YOUR ASSIGNMENT:
Please filter the data below down to the lines holding the string "Palette".

Data about app and page elements
++++++++++++++++++++

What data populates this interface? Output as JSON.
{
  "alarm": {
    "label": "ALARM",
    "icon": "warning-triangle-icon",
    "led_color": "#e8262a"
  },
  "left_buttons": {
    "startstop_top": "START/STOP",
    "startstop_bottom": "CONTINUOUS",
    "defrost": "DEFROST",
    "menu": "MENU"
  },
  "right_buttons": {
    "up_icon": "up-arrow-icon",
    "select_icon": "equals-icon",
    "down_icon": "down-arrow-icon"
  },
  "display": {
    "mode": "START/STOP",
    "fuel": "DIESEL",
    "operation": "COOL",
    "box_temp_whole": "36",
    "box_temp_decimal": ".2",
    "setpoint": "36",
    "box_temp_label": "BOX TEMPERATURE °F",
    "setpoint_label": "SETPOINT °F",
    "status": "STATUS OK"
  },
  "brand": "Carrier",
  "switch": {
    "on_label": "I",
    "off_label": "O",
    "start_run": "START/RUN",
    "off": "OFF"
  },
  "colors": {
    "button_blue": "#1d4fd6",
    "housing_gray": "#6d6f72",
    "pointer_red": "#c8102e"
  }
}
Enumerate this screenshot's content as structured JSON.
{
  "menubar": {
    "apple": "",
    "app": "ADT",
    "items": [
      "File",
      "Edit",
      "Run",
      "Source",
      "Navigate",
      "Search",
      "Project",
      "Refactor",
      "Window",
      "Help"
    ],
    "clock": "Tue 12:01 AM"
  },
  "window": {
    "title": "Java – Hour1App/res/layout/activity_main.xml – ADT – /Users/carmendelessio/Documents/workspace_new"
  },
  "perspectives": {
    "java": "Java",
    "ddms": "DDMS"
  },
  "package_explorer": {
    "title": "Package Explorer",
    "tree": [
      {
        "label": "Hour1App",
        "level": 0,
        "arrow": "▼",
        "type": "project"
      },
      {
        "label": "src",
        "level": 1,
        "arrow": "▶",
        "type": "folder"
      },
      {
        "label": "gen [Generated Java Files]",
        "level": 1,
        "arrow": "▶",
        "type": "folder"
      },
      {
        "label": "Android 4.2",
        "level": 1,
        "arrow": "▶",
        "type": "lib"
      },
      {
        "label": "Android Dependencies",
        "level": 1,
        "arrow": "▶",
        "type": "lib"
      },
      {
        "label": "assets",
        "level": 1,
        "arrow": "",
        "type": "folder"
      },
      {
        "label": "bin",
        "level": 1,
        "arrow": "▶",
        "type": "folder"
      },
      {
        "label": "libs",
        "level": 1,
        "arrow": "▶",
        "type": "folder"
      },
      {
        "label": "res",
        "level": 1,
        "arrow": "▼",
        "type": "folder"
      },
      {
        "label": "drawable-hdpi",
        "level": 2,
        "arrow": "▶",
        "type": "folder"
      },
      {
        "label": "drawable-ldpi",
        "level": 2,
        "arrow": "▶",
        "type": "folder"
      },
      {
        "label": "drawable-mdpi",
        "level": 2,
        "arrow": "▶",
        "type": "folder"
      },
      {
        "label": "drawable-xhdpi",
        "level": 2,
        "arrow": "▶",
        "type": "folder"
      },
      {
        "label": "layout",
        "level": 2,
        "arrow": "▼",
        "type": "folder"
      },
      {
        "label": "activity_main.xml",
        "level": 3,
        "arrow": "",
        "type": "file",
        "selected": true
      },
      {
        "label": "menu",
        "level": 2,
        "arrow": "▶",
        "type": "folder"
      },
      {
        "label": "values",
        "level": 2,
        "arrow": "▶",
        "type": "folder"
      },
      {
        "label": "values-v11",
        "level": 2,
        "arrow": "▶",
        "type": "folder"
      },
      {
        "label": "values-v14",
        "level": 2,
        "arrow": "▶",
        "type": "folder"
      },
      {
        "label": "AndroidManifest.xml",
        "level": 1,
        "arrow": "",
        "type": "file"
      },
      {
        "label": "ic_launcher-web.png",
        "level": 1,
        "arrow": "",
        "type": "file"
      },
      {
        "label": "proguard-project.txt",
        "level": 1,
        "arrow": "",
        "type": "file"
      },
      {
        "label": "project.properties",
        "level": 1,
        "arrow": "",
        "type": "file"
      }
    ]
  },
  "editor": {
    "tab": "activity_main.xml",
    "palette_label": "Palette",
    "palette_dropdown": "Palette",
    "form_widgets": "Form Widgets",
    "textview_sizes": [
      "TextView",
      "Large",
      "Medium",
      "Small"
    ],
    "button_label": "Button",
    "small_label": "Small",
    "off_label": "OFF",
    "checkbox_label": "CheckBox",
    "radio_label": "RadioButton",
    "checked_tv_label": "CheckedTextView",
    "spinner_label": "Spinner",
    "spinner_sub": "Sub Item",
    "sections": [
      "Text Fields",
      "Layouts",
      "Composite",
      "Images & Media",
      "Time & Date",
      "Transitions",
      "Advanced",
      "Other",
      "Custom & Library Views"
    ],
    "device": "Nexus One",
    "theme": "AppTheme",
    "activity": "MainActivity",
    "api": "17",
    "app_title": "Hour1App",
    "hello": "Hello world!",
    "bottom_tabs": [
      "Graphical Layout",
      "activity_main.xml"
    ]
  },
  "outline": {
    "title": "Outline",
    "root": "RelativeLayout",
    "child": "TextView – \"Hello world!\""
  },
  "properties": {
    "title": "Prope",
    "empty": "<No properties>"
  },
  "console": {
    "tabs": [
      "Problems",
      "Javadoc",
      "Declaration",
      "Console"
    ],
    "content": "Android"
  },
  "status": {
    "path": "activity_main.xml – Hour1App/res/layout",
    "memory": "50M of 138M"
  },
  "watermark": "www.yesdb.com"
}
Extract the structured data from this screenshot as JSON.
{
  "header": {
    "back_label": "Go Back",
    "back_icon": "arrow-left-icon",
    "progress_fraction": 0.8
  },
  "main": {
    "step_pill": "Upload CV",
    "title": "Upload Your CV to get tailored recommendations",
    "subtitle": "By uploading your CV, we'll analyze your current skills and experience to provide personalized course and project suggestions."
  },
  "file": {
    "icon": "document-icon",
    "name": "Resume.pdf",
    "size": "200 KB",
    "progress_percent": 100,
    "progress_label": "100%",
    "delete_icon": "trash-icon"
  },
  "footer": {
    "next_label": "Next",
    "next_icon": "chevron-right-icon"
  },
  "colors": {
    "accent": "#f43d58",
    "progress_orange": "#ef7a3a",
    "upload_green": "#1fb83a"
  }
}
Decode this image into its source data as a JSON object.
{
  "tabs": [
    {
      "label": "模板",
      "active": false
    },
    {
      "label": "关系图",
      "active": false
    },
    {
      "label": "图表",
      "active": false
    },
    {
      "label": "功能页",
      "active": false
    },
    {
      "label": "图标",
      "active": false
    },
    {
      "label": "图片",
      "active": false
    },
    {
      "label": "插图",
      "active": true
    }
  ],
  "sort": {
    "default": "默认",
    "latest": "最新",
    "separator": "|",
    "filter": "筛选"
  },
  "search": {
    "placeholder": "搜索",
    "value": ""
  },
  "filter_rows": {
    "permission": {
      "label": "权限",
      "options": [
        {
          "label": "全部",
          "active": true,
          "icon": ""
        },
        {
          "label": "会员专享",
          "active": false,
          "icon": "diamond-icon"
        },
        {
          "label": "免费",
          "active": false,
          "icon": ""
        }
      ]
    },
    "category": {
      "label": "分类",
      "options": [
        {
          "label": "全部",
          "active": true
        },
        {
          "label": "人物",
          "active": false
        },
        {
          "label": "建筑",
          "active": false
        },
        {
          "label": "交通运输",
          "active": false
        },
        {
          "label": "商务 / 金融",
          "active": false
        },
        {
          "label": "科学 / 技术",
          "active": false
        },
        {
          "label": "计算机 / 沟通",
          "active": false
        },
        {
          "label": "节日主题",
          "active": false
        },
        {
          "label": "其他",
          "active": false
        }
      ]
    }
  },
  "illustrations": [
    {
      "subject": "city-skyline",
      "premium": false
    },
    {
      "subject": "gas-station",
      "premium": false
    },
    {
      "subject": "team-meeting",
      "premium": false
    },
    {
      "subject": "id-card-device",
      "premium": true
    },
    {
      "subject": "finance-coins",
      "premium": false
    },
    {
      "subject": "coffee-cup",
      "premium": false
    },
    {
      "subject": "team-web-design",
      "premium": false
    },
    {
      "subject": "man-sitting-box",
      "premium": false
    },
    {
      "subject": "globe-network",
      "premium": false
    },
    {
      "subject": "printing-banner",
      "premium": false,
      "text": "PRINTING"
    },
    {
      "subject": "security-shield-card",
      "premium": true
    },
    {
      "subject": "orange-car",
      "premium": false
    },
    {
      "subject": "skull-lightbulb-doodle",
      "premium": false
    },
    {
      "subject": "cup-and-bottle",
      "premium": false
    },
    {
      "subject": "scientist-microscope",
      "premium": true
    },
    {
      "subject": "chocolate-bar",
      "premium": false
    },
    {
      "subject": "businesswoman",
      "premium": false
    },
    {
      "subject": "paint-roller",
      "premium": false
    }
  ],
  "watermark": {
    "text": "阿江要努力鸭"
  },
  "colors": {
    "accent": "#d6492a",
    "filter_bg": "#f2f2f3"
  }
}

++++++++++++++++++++

ANSWER FOR THE TASK:
    "palette_label": "Palette",
    "palette_dropdown": "Palette",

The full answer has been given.